News SABINO Restoration

SABINO’s Boiler Ready to Go

SABINO's new boiler. Photo courtesy Potts Welding.
SABINO’s new boiler. Photo courtesy Potts Welding & Boiler Repair. Click on the image to start a slide show.

The new custom-built boiler for steamboat Sabino has been completed and passed its initial pressure test. This is an important step in the restoration and continues the schedule to return the vessel to operation on the Mystic River in July.

The boiler was designed and fabricated by Potts Welding & Boiler Repair, Inc., a company in Delaware that specializes in the building of boilers and related parts for use all over the world.

“They are used to building boilers as big as our entire shop,” said Jason Cabral, Sabino‘s chief engineer.

The new boiler is fabricated out of steel and had to be reverse engineered from the previous unit as no blueprints were available. Sabino‘s old boiler dates from 1940 when the U.S. Navy operated the vessel on Maine’s Casco Bay, but the design goes back to the late 19th century.

The old boiler was manufactured by the Almy Water-Tube Boiler Company of Providence, R.I. It was the vessel’s third boiler since she was launched in 1908. It powered the steamboat for nearly three-quarters of her life on the water, including passenger service in Maine, as a private attraction in Massachusetts, and finally for more than 40 years on the Mystic River for Mystic Seaport. It is now on display in the lobby of the Thompson Exhibition Building.

“The design process sought to create a modern boiler as close to the geometry and architecture of the one we took out of the vessel, but one that would meet all of the necessary safety and regulatory requirements,” said Dana Hewson, vice president for watercraft preservation and programs. “We also anticipate this boiler will be more efficient.”

At first glance the Almy boiler appears to be a small simple design. However there were many years of trial and error refinement incorporated into the design when it was built,” said David Sollish, an engineer who consulted of the project. “Since there were no design drawings or calculations to work with the boiler had to be reverse engineered. This is considerably more difficult than just designing a boiler from scratch. The design calculations had to all be done by hand.”

Sollish said the major challenge centered around the fuel. Coal used to be the backbone of the boiler industry and there were many boiler companies to choose from 40 years ago. Today, that coal boiler capability has all but disappeared in the United States and they could find only one manufacturer, Potts, with the capability and interest in tackling a custom marine boiler design such as this.

“The problem is coal burns differently from oil or gas or even wood. A boiler designed to fire coal is vastly different from a boiler designed to burn other fuels,” said Sollish.

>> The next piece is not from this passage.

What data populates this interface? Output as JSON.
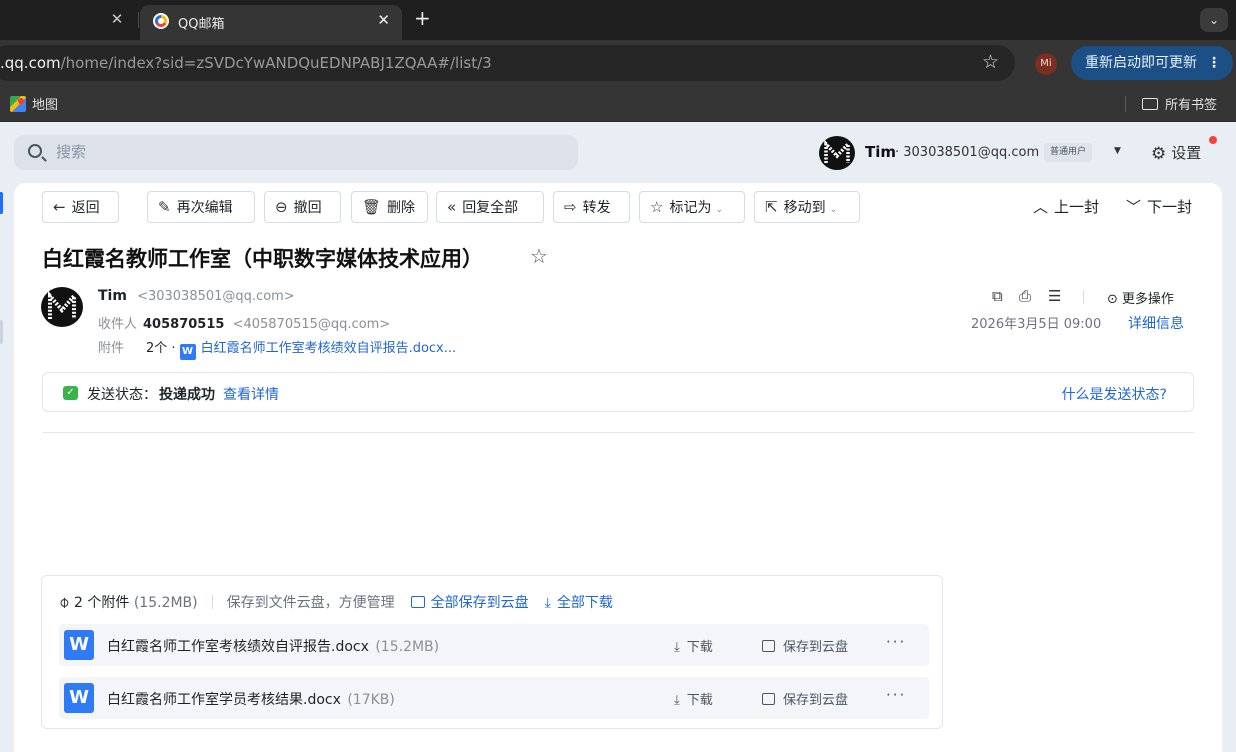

Sabino will continue to be powered by her original two-cylinder expansion engine that was manufactured by J. H. Payne & Son in nearby Noank, CT, in 1908.

SABINO's old Almy boiler. The steam drum is on top and the two mud drums line either side at the base. The many water tubes are in between. The fire is lit in the middle and the heat passing by the water tubes turns the water inside into steam, which is collected in the steam drum and passed on to power the engine.
SABINO’s old Almy boiler now on display in the Thompson Building lobby. The steam drum is on top and the two mud drums line either side at the base. The many water tubes are in between.

A new base, or fire box, is being built that the boiler will sit in and the outer casing will be reused. The casing has been cleaned and internally modified to hold a new ceramic refractory material (insulation) that will be far more efficient than the old fire bricks. It will bolted back on and then the whole unit will be dropped into the boat in one piece. With only 3 inches of clearance in the mechanical space, there is not sufficient room to assemble the boiler in place.

The Shipyard is presently reinstalling all of the systems using a combination of brass and black steel pipe. Everything had to be disassembled, cleaned, inspected, and reassembled. Only those items needing replacement are being replaced, consistent with the Museum’s preservation practice. In addition, the engineers have been carefully logging and documenting all work for U.S. Coast Guard (USCG) review and inspection.

Cabral said the project is something of a learning opportunity for all involved. There are not many boilers and engines like this in operation in the country, so the USCG has created a special team for Sabino to spread the experience and knowledge generated from this project.

About Potts Welding

Finding a company that could manufacture a boiler as specialized as the one needed for Sabino was not a simple task. Mystic Seaport was fortunate to team up with Potts Welding & Boiler Repair, Inc. Founded by Walter Potts in 1929 as a boiler repair business, today the company employs approximately 200 full-time employees; constituting a team of professionals including welders, boiler-makers, engineers, draftsmen, machinists, mechanics, and technical and non-technical specialists. Potts specializes in the fabrication and repair of boilers and related component parts, heating and cooling equipment, heat exchangers, condensers, and the sale of related tubing. The manufacturing of pressure parts for the boiler industry is accomplished at their main production facility located in Newark, DE. The facility is situated on 16.5 acres and houses 180,000 square feet of manufacturing and ancillary space. Potts keeps an extensive parts and tubing inventory meet customer requirements and ships boiler parts to virtually every continent.